• _WHAT THE TASK REQUIRES_: Return only how many lines in the data include the string "View".

• _SOURCE DATA_:
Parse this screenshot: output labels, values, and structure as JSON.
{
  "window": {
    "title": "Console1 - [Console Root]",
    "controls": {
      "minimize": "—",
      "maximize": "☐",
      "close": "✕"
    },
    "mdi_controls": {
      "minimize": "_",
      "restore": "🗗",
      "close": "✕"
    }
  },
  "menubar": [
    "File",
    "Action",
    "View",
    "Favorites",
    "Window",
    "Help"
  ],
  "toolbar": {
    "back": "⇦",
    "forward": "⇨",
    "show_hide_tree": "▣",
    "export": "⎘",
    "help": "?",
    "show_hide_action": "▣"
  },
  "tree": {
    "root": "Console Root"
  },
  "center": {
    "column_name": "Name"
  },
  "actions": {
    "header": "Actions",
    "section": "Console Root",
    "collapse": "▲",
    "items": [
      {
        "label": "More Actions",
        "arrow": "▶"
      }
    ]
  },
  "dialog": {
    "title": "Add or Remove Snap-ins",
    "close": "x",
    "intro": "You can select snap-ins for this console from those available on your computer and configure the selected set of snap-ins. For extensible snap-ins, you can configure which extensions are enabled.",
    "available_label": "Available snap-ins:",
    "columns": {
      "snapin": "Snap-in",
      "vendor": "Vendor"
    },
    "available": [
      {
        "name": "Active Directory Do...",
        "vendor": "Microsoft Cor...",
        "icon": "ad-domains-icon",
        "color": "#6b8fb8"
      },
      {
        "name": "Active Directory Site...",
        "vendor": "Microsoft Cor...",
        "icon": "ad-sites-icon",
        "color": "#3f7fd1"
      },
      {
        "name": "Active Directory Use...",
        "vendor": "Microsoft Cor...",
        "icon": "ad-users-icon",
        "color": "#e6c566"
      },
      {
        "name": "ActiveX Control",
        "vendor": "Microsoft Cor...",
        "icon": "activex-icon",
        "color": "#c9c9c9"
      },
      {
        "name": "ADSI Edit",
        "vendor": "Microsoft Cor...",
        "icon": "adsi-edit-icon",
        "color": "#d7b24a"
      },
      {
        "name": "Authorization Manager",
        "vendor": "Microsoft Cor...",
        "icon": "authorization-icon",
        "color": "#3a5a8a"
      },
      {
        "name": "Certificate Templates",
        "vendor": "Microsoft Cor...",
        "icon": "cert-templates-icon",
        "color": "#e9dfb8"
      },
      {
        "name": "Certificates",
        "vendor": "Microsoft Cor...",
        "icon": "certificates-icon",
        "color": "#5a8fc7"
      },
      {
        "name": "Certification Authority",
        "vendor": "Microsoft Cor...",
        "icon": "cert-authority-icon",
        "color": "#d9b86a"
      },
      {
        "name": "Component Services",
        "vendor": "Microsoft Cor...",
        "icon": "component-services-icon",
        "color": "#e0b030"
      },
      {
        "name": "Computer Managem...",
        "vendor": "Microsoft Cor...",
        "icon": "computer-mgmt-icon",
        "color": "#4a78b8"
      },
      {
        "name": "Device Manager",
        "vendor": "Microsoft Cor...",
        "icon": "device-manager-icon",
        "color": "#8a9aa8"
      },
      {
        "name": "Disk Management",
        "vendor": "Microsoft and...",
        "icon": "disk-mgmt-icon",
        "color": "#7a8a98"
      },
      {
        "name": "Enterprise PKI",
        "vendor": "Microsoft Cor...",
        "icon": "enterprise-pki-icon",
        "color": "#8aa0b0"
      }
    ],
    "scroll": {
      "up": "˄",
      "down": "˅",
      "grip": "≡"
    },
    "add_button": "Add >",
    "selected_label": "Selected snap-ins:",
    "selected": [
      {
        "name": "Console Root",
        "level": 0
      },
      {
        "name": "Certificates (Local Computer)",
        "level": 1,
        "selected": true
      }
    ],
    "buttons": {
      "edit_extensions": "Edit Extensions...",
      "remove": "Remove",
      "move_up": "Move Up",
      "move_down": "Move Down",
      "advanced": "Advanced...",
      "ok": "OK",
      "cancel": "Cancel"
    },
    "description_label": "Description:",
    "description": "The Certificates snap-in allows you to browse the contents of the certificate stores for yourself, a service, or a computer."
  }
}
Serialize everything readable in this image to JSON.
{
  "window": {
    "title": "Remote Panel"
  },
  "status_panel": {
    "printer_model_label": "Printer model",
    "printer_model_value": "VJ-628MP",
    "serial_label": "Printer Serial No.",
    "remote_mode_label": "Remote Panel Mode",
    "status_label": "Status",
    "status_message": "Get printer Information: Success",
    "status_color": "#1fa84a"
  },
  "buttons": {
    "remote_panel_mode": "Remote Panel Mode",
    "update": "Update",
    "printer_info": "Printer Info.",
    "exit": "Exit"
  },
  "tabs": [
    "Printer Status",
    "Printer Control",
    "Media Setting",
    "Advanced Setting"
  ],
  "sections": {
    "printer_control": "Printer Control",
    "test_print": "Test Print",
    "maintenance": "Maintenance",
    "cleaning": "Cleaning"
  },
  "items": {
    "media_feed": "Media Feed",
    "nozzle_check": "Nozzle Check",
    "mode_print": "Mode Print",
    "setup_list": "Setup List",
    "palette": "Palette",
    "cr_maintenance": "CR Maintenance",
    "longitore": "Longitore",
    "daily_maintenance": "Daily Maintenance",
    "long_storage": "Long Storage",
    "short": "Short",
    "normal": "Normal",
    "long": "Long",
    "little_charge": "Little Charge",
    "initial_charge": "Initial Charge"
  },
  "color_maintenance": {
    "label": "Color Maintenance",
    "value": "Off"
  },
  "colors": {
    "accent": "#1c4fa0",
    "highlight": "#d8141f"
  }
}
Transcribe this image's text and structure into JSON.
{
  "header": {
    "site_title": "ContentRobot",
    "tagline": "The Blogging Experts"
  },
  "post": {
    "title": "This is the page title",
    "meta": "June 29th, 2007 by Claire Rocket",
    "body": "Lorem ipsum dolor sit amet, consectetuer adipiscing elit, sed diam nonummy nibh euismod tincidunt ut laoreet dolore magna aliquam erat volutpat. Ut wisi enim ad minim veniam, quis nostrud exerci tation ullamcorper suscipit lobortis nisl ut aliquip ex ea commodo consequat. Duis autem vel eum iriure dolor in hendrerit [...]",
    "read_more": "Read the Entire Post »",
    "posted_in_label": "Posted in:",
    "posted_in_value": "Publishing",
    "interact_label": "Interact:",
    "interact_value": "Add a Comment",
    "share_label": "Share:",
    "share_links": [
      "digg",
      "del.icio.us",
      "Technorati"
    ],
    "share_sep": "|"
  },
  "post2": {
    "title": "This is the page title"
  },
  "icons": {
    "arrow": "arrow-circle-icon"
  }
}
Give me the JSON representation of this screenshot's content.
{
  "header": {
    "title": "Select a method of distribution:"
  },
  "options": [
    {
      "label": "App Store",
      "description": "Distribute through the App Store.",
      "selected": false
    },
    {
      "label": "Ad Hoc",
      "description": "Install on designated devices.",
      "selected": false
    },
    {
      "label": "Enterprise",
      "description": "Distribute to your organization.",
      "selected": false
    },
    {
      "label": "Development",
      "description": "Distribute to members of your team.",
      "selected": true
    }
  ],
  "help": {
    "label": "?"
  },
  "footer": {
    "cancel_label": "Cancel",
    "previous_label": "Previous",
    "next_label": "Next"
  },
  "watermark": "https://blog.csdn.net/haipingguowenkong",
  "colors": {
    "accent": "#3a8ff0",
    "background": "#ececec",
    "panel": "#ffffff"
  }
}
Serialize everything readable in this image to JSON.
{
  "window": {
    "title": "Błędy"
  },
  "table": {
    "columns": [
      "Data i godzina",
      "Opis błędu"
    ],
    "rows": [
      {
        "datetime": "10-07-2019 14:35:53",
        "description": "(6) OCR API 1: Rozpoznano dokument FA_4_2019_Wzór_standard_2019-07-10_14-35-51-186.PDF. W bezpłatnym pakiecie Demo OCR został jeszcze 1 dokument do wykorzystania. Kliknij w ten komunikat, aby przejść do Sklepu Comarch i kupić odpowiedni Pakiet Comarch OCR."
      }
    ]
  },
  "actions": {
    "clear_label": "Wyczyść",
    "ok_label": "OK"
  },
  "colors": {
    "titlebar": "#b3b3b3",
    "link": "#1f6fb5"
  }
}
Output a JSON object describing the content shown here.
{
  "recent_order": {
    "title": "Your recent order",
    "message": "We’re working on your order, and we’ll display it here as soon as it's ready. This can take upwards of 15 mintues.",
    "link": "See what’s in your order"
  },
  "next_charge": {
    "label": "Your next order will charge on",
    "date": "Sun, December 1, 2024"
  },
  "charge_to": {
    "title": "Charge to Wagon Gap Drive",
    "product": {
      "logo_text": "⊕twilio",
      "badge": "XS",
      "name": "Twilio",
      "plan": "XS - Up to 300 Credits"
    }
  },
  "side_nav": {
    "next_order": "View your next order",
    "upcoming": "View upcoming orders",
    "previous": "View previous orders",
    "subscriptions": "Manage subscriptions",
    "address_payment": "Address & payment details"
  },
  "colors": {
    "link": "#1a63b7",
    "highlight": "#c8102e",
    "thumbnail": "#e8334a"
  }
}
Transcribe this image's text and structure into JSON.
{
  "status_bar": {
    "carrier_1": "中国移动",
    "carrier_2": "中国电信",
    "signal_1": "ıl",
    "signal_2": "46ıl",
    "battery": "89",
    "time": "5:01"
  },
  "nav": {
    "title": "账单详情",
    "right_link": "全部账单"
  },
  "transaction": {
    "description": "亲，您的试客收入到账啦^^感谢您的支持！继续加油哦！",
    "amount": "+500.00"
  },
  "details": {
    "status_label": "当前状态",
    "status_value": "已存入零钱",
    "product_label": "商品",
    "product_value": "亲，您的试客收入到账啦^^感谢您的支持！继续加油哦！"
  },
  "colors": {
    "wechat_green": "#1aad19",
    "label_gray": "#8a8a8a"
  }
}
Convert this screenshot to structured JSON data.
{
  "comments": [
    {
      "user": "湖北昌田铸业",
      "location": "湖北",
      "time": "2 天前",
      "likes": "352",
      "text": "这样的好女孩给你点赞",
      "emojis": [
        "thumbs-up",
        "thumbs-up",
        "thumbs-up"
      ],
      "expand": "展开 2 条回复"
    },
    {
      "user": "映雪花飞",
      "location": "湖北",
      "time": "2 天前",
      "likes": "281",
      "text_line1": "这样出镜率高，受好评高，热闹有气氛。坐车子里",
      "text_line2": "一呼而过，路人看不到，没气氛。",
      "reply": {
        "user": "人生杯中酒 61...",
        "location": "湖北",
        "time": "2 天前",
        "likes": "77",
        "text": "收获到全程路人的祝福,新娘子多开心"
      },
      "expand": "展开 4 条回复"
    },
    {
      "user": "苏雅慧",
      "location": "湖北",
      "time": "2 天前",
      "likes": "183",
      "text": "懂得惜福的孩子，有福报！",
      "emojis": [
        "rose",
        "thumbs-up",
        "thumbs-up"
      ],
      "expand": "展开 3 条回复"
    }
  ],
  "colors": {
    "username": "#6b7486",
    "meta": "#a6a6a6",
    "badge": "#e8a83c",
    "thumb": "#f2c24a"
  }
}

• _ANSWER BOX_: 4